[DATA FOR REVIEW]

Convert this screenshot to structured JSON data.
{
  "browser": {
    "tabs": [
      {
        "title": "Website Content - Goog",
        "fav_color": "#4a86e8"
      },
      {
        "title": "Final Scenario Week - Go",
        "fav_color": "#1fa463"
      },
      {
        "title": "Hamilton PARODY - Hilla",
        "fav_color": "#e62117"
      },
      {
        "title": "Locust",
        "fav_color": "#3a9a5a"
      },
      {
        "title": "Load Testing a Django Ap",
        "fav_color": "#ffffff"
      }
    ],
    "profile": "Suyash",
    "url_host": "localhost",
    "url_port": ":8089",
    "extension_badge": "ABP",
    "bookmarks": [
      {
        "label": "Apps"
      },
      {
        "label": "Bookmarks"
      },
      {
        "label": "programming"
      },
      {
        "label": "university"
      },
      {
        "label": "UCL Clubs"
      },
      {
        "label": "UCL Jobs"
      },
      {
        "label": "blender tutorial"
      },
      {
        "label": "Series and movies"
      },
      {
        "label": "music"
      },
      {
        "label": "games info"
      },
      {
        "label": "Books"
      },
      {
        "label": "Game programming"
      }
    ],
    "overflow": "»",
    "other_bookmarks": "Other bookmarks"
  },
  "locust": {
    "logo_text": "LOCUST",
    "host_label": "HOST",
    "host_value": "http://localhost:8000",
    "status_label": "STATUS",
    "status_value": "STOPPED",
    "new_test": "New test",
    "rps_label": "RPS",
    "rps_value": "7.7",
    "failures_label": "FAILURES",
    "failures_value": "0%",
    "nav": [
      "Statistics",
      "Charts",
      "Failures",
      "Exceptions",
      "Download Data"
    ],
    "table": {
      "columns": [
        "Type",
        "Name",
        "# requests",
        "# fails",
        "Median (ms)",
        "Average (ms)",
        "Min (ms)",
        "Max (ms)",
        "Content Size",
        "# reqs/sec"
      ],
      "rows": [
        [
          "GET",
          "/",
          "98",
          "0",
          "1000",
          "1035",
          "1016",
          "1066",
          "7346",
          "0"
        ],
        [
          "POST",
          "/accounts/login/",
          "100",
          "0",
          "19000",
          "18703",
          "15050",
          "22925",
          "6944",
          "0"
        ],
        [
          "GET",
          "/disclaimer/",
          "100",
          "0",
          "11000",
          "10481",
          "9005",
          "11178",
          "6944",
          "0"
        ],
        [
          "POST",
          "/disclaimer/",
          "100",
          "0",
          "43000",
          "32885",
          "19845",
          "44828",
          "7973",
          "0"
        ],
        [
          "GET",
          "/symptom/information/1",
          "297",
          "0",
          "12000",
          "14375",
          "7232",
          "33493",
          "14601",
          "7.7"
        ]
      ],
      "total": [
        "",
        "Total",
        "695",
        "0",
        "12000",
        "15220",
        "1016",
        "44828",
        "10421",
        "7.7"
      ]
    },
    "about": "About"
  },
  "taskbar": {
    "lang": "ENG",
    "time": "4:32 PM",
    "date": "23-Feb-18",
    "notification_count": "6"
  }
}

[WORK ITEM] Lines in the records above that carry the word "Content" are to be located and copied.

[RESULT FOR THIS TASK]
        "title": "Website Content - Goog",
        "Content Size",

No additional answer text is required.